Copy every line of the entries that has the string "Python" in it.

(Excerpts from an interface dataset)
========================================
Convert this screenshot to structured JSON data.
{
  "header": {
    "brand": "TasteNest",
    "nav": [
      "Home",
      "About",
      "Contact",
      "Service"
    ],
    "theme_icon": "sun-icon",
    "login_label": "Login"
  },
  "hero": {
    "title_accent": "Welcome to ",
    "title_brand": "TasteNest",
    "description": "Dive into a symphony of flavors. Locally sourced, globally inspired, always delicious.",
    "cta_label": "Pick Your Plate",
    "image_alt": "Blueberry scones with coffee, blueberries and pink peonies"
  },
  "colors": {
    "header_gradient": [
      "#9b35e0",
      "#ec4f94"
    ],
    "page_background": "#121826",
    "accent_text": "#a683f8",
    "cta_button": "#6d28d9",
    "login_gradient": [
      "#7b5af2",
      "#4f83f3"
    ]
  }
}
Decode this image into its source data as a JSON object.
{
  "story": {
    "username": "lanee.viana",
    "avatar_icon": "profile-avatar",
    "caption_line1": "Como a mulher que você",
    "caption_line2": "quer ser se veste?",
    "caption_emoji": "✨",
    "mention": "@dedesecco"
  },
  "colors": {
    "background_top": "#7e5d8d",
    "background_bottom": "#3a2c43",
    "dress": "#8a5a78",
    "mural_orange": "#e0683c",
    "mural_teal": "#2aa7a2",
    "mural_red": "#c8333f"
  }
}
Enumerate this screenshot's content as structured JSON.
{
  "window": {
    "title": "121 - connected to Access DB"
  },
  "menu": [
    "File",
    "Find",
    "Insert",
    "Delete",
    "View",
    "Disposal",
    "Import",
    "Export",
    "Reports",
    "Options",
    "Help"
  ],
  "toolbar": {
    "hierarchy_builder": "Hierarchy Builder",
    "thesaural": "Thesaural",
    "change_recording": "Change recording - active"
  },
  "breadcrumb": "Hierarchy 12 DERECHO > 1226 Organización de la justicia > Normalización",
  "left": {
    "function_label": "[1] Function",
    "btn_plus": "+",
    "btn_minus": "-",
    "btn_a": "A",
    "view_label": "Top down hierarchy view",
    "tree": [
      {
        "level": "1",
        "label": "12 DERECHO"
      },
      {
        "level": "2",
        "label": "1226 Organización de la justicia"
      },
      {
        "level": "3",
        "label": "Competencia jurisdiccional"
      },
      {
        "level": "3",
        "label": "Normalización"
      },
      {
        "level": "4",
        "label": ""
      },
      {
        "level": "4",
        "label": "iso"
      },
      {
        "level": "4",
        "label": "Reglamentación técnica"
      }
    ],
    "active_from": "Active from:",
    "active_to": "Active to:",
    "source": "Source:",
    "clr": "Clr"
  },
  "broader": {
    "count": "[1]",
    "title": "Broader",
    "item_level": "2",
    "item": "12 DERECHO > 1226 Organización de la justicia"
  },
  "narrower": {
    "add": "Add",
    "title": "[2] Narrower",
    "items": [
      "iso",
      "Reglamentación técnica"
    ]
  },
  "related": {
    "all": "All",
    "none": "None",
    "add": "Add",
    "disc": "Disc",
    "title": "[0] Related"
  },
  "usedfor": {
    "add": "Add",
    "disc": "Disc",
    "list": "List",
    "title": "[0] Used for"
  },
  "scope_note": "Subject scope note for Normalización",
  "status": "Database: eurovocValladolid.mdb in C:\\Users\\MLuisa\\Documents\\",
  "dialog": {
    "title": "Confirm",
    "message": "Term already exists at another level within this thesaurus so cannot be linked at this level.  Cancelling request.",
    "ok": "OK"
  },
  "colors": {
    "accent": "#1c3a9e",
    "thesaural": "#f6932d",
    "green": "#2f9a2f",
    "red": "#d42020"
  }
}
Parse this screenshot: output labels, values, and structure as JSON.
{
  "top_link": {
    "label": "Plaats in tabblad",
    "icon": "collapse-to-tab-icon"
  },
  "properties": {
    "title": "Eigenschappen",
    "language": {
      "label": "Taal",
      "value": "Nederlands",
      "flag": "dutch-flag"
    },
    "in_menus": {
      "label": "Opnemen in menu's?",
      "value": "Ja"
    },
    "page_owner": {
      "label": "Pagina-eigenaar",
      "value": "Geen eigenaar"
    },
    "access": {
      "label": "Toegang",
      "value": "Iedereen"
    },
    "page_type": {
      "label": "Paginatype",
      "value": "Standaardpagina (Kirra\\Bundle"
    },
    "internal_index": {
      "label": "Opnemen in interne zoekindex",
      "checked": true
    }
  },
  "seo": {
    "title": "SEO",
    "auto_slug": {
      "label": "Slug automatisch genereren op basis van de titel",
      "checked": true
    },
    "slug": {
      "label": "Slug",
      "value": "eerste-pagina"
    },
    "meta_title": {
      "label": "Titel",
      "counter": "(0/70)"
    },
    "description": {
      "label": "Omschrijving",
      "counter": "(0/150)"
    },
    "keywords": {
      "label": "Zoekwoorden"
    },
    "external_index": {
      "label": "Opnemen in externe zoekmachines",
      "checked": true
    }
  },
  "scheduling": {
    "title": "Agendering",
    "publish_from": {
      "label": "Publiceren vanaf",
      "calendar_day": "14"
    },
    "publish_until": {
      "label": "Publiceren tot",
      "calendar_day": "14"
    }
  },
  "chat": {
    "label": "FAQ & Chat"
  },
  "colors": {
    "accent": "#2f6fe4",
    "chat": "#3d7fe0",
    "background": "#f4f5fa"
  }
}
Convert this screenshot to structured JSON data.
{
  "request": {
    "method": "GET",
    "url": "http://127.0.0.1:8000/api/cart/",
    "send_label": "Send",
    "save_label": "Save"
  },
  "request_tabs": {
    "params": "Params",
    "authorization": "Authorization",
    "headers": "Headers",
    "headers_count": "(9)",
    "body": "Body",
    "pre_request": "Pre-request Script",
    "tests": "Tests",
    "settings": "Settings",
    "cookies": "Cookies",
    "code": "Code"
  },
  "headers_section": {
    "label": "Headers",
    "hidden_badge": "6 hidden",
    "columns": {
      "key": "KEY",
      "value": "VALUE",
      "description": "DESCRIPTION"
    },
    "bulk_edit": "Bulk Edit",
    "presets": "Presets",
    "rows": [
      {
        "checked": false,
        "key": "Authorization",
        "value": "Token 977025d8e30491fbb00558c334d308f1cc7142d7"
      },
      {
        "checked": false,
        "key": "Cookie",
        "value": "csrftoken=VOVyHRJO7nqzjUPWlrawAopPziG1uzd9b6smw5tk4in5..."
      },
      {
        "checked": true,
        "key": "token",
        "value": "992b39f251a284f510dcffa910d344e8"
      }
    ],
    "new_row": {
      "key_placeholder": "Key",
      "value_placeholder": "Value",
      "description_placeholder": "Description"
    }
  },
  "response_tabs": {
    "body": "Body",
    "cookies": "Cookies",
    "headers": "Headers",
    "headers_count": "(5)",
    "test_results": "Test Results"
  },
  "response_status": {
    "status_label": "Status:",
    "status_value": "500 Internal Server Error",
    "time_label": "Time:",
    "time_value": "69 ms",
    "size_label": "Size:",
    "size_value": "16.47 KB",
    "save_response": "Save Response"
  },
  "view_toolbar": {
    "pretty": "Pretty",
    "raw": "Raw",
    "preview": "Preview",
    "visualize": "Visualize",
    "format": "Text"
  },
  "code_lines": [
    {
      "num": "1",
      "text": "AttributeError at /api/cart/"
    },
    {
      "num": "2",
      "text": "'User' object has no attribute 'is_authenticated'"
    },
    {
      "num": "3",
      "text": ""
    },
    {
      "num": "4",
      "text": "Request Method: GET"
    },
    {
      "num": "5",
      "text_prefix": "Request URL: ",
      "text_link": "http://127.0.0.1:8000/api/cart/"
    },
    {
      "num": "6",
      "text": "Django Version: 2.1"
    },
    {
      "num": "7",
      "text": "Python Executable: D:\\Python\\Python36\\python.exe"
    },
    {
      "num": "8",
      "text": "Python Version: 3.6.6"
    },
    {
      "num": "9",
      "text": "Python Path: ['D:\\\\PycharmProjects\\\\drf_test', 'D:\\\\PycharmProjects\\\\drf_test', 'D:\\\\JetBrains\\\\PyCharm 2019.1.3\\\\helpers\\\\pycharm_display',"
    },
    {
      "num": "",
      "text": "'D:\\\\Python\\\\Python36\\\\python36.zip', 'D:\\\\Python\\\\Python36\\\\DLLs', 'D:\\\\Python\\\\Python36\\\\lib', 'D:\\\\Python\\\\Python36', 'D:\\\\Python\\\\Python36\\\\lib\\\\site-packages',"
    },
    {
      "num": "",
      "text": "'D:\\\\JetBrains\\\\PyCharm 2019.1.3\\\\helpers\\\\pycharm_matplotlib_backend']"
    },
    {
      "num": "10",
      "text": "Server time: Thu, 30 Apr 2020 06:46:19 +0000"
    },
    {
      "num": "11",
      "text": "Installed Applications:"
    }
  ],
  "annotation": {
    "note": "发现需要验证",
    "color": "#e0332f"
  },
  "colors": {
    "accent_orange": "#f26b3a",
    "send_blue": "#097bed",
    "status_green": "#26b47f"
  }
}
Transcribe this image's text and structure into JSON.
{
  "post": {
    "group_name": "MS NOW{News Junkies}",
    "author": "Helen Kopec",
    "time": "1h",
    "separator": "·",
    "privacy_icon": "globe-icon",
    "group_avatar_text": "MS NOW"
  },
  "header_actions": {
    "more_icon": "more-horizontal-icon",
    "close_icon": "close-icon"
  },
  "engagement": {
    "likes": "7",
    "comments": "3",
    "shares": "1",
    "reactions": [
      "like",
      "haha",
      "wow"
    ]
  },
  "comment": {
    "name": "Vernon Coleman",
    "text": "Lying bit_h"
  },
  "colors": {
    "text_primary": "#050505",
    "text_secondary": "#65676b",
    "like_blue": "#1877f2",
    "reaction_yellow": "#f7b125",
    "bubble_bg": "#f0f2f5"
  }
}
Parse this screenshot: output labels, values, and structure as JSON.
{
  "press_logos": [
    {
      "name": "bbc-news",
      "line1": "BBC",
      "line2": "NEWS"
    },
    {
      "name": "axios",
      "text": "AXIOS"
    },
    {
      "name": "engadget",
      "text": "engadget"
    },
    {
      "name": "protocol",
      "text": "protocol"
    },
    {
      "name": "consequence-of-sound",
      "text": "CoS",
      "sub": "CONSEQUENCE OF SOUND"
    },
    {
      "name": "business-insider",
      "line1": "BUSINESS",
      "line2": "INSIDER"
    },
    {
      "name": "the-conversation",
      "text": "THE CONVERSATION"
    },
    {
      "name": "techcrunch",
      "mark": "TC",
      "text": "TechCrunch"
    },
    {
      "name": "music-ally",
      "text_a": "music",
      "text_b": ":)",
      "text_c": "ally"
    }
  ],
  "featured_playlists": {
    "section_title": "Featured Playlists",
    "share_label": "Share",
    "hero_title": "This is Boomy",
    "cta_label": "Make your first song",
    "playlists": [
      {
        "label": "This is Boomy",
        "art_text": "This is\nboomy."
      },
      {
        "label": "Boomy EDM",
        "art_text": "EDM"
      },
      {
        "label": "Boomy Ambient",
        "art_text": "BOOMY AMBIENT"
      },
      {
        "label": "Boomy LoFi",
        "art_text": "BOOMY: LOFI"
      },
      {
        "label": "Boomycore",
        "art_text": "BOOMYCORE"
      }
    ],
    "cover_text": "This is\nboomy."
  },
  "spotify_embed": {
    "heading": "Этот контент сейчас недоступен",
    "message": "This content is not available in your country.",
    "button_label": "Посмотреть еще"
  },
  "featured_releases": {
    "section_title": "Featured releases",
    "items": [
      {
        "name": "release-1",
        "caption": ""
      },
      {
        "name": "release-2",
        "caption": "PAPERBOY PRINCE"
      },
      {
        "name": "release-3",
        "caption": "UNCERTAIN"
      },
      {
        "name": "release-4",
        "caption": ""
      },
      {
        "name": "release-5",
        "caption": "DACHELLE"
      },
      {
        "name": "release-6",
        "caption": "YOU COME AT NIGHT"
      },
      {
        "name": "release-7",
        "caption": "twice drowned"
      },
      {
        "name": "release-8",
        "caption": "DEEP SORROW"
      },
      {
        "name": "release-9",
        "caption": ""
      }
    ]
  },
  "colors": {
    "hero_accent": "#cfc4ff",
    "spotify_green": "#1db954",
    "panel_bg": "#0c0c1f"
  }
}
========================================
[Task answer]:
      "text": "Python Executable: D:\\Python\\Python36\\python.exe"
      "text": "Python Version: 3.6.6"
      "text": "Python Path: ['D:\\\\PycharmProjects\\\\drf_test', 'D:\\\\PycharmProjects\\\\drf_test', 'D:\\\\JetBrains\\\\PyCharm 2019.1.3\\\\helpers\\\\pycharm_display',"
      "text": "'D:\\\\Python\\\\Python36\\\\python36.zip', 'D:\\\\Python\\\\Python36\\\\DLLs', 'D:\\\\Python\\\\Python36\\\\lib', 'D:\\\\Python\\\\Python36', 'D:\\\\Python\\\\Python36\\\\lib\\\\site-packages',"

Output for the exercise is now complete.